Not many people these days studied Latin at school, and even fewer studied it at University. But for those who remember the days of chalky gym slips and Latin mistresses, using deliberately incorrect Latin can send shivers of guilt up our ageing spines. What am I talking about? How many of you have argued in favour of fora over forums, only to be looked at by younger or less classically-inclined colleagues as a grammatical equivalent to Miss Haversham? Furthermore there's not much joy in taking the grammatical high ground; if you insist on correct usage you risk being labelled at best eccentric and at worst pedantic.
I struck this dilemma in the service design world. Design specialists use a tool called "personas" to help them create and implement products and services that will work for different types of customers. To suggest to a service designer that the word personas is incorrect and that they should use personae instead would just be weird.

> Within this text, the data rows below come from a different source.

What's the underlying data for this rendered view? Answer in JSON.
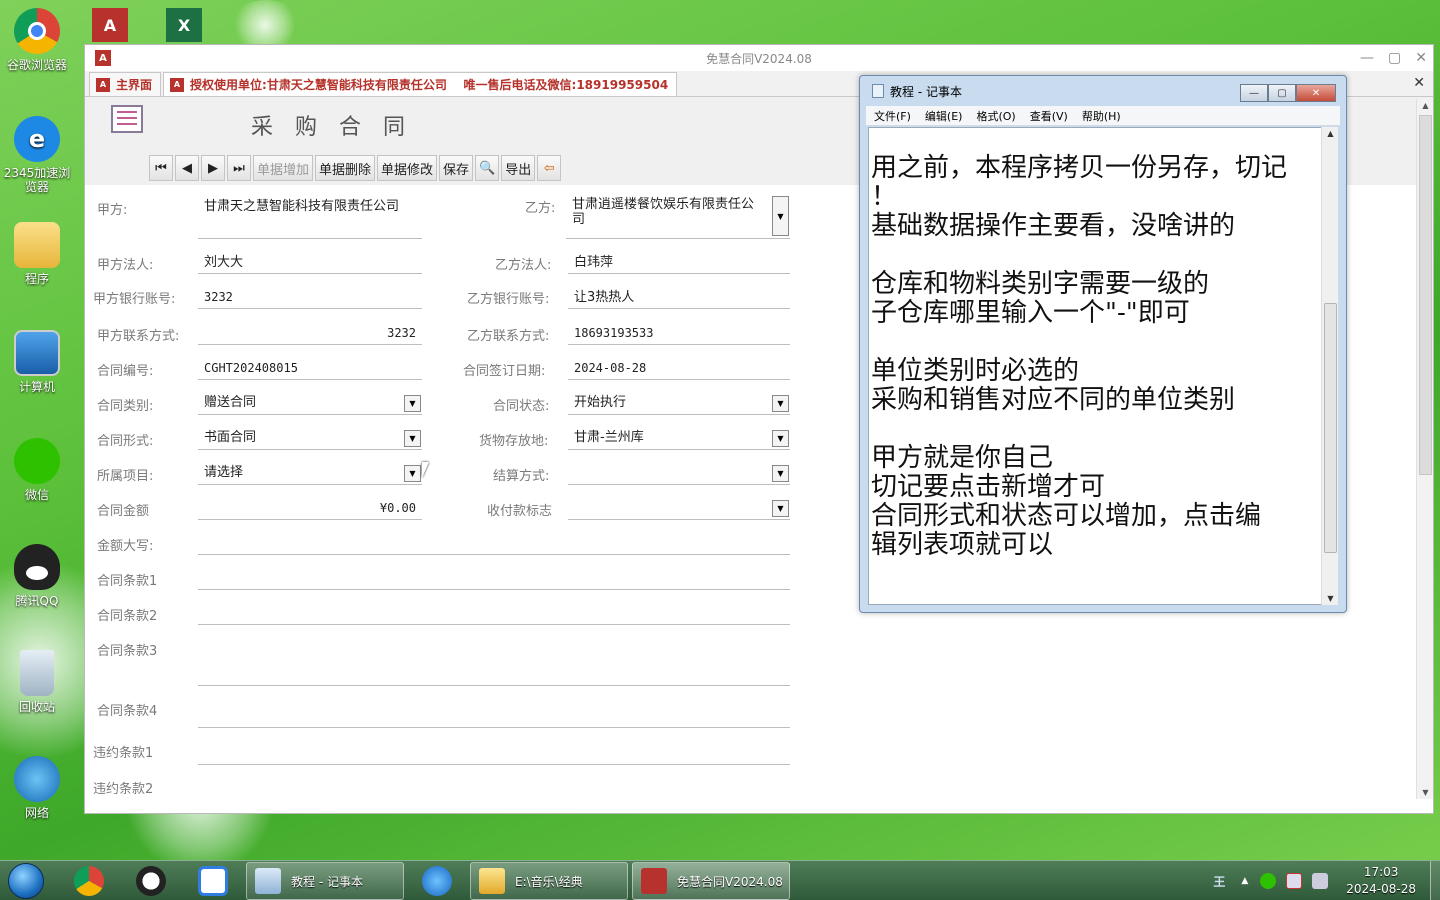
{
  "desktop": {
    "icons": [
      {
        "label": "谷歌浏览器"
      },
      {
        "label": "2345加速浏览器"
      },
      {
        "label": "程序"
      },
      {
        "label": "计算机"
      },
      {
        "label": "微信"
      },
      {
        "label": "腾讯QQ"
      },
      {
        "label": "回收站"
      },
      {
        "label": "网络"
      }
    ]
  },
  "access": {
    "window_title": "免慧合同V2024.08",
    "tabs": [
      {
        "label": "主界面"
      },
      {
        "label": "授权使用单位:甘肃天之慧智能科技有限责任公司    唯一售后电话及微信:18919959504"
      }
    ],
    "form_title": "采购合同",
    "toolbar": {
      "first": "⏮",
      "prev": "◀",
      "next": "▶",
      "last": "⏭",
      "add": "单据增加",
      "delete": "单据删除",
      "edit": "单据修改",
      "save": "保存",
      "preview": "🔍",
      "export": "导出",
      "exit": "⇦"
    },
    "fields": {
      "party_a_label": "甲方:",
      "party_a": "甘肃天之慧智能科技有限责任公司",
      "party_b_label": "乙方:",
      "party_b": "甘肃逍遥楼餐饮娱乐有限责任公司",
      "party_a_rep_label": "甲方法人:",
      "party_a_rep": "刘大大",
      "party_b_rep_label": "乙方法人:",
      "party_b_rep": "白玮萍",
      "party_a_bank_label": "甲方银行账号:",
      "party_a_bank": "3232",
      "party_b_bank_label": "乙方银行账号:",
      "party_b_bank": "让3热热人",
      "party_a_contact_label": "甲方联系方式:",
      "party_a_contact": "3232",
      "party_b_contact_label": "乙方联系方式:",
      "party_b_contact": "18693193533",
      "contract_no_label": "合同编号:",
      "contract_no": "CGHT202408015",
      "sign_date_label": "合同签订日期:",
      "sign_date": "2024-08-28",
      "contract_type_label": "合同类别:",
      "contract_type": "赠送合同",
      "contract_status_label": "合同状态:",
      "contract_status": "开始执行",
      "contract_form_label": "合同形式:",
      "contract_form": "书面合同",
      "storage_label": "货物存放地:",
      "storage": "甘肃-兰州库",
      "project_label": "所属项目:",
      "project": "请选择",
      "settlement_label": "结算方式:",
      "settlement": "",
      "amount_label": "合同金额",
      "amount": "¥0.00",
      "payment_flag_label": "收付款标志",
      "payment_flag": "",
      "amount_upper_label": "金额大写:",
      "amount_upper": "",
      "clause1_label": "合同条款1",
      "clause2_label": "合同条款2",
      "clause3_label": "合同条款3",
      "clause4_label": "合同条款4",
      "breach1_label": "违约条款1",
      "breach2_label": "违约条款2"
    }
  },
  "notepad": {
    "title": "教程 - 记事本",
    "menu": [
      "文件(F)",
      "编辑(E)",
      "格式(O)",
      "查看(V)",
      "帮助(H)"
    ],
    "text": "用之前，本程序拷贝一份另存，切记\n！\n基础数据操作主要看，没啥讲的\n\n仓库和物料类别字需要一级的\n子仓库哪里输入一个\"-\"即可\n\n单位类别时必选的\n采购和销售对应不同的单位类别\n\n甲方就是你自己\n切记要点击新增才可\n合同形式和状态可以增加，点击编\n辑列表项就可以"
  },
  "taskbar": {
    "tasks": [
      {
        "label": "教程 - 记事本"
      },
      {
        "label": "E:\\音乐\\经典"
      },
      {
        "label": "免慧合同V2024.08"
      }
    ],
    "ime": "王",
    "time": "17:03",
    "date": "2024-08-28"
  }
}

But what happens when using the wrong plural is not just grammatically incorrect; it is also culturally incorrect? Until quite recently the Maori people were usually referred to non-Maori writers as Maoris. There is no such word, but nevertheless many editors, including the editors of some of New Zealand's main dailies, insisted on the archaic Anglicised plural. It is now pretty much accepted that the correct plural is Maori, but the issue highlights the question; when should we and when should we not apply the plural of the original language?
While we now find it perfectly acceptable to apply the correct plural of living languages (paparazzi is a common example), what about poor old Latin? As an editor faced with this question my first thought is my client followed quickly by my client's audience. It would be plain wrong when drafting or editing a service design document to change personas to personae, but when working on an academic text on psychoanalytical theory, for instance, it would be entirely appropriate.
And it is fun to be a little bit antediluvian every now and then.